Your gastroenterologist may suspect colitis based on your medical history and a review of your symptoms. He or she will have you undergo a colonoscopy procedure using a colonoscope to view the colon and rectum, and may take a tissue sample to help determine the cause. Other tests and procedures include:
- BLOOD TESTSBlood tests are taken to determine both red and white blood cell counts. A low red blood cell count can indicate anemia, from bleeding within the colon and rectum. Elevated white blood cells, which fight infection, indicate inflammation within the colon and rectum.
- STOOL SAMPLEA stool sample may be taken to rule out a parasitic infection that can cause colitis.
- CT SCANIn addition to a colonoscopy, a CT scan can determine what areas of the rectum and colon are inflamed.
Classification of chronic ulcerative colitis
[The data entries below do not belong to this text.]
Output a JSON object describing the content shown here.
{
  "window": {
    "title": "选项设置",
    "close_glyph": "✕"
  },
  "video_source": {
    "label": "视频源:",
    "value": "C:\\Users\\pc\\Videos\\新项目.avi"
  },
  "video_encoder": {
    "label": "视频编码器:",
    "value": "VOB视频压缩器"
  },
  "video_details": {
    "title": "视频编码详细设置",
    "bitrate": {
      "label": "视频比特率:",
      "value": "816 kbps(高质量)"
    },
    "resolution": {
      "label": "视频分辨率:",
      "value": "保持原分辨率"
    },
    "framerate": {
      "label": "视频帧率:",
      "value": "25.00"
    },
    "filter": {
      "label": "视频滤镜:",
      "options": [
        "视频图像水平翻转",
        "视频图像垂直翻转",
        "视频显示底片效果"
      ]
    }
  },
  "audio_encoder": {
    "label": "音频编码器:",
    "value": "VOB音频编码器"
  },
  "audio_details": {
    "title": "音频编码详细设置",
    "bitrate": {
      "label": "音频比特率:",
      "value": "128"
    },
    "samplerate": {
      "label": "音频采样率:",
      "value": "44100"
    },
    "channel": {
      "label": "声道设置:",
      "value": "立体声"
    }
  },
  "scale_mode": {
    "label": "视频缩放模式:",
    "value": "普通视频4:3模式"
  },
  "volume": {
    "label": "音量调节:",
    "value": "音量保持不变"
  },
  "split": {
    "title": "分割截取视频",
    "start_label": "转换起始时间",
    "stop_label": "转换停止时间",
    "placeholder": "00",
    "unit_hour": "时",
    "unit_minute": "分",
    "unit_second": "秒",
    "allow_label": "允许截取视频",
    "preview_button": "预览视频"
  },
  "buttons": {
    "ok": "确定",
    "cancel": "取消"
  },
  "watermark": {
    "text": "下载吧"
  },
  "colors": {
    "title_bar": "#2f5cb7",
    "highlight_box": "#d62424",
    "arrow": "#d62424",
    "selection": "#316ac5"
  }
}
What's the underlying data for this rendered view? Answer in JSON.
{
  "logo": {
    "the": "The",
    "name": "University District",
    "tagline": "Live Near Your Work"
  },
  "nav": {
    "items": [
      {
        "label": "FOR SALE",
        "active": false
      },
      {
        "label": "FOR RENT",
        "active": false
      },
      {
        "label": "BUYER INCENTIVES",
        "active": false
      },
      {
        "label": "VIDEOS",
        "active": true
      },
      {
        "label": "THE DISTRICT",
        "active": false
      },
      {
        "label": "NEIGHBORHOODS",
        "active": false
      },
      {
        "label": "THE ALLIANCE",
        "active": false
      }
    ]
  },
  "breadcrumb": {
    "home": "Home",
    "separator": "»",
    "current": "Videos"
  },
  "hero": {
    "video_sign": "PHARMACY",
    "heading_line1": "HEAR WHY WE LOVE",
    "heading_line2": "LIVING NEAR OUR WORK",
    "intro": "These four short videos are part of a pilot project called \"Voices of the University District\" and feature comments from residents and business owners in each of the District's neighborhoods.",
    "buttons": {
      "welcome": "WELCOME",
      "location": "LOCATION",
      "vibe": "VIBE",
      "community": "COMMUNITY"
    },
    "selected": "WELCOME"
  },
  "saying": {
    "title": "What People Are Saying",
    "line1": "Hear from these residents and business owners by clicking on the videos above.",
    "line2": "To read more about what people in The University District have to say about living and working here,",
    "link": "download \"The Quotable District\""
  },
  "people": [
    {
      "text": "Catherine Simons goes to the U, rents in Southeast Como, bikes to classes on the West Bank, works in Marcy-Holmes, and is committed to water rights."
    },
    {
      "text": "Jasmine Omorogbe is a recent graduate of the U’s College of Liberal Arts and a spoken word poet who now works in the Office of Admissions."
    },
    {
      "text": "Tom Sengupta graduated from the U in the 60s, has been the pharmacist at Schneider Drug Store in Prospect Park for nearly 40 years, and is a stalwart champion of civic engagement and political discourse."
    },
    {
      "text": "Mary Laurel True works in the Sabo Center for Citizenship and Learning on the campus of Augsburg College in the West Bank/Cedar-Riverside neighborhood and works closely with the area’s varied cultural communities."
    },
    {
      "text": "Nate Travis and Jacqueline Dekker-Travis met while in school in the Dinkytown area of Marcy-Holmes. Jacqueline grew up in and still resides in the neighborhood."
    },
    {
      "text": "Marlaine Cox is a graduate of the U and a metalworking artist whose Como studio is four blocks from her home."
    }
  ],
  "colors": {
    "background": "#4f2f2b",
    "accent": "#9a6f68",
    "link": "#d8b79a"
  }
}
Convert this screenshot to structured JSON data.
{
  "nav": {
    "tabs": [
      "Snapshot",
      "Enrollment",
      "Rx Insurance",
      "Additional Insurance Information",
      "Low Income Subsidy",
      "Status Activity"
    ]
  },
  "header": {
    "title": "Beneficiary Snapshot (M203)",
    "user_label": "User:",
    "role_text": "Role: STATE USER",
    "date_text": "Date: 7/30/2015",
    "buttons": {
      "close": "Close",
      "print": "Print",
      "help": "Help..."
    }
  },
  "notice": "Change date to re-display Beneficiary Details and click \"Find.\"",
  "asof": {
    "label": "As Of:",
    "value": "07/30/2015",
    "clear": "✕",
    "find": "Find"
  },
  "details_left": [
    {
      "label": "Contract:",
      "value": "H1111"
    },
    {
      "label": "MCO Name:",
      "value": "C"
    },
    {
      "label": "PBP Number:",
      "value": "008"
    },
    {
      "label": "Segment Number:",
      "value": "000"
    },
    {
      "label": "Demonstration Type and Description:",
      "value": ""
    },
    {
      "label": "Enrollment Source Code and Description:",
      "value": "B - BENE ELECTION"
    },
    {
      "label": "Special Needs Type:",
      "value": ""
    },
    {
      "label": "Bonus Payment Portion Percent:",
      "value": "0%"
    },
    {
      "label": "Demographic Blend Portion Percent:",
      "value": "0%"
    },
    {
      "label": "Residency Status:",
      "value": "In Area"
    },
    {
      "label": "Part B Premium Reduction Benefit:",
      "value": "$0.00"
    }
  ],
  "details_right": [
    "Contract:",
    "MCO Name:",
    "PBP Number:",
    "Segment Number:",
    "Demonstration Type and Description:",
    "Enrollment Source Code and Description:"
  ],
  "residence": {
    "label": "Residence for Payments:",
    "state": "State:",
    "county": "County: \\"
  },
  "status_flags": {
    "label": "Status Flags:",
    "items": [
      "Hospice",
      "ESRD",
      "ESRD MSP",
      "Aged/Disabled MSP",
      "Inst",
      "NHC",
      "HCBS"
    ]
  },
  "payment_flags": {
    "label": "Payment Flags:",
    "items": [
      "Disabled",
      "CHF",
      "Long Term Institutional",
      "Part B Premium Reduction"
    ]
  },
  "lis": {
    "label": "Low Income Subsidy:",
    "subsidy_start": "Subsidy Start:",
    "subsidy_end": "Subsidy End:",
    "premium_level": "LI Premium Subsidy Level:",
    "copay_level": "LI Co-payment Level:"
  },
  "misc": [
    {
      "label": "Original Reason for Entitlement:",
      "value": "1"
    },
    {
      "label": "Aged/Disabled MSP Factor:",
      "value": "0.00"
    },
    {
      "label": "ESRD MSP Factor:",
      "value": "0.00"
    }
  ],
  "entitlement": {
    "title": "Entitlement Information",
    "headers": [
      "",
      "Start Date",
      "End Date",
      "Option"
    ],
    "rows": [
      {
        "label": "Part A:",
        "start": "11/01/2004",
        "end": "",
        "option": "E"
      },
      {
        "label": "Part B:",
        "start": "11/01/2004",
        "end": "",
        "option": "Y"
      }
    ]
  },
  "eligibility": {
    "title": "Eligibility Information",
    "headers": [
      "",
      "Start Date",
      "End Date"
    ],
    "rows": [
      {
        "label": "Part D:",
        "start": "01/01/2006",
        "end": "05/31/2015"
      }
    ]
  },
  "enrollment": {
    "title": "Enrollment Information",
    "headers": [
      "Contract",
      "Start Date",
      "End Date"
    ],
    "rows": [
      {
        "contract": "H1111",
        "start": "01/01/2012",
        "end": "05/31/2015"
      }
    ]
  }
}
Gastroenterologists categorize chronic ulcerative colitis based on the location and extent of inflammation within the colon and rectum. For most patients, the affected area remains the same during the course of the disease.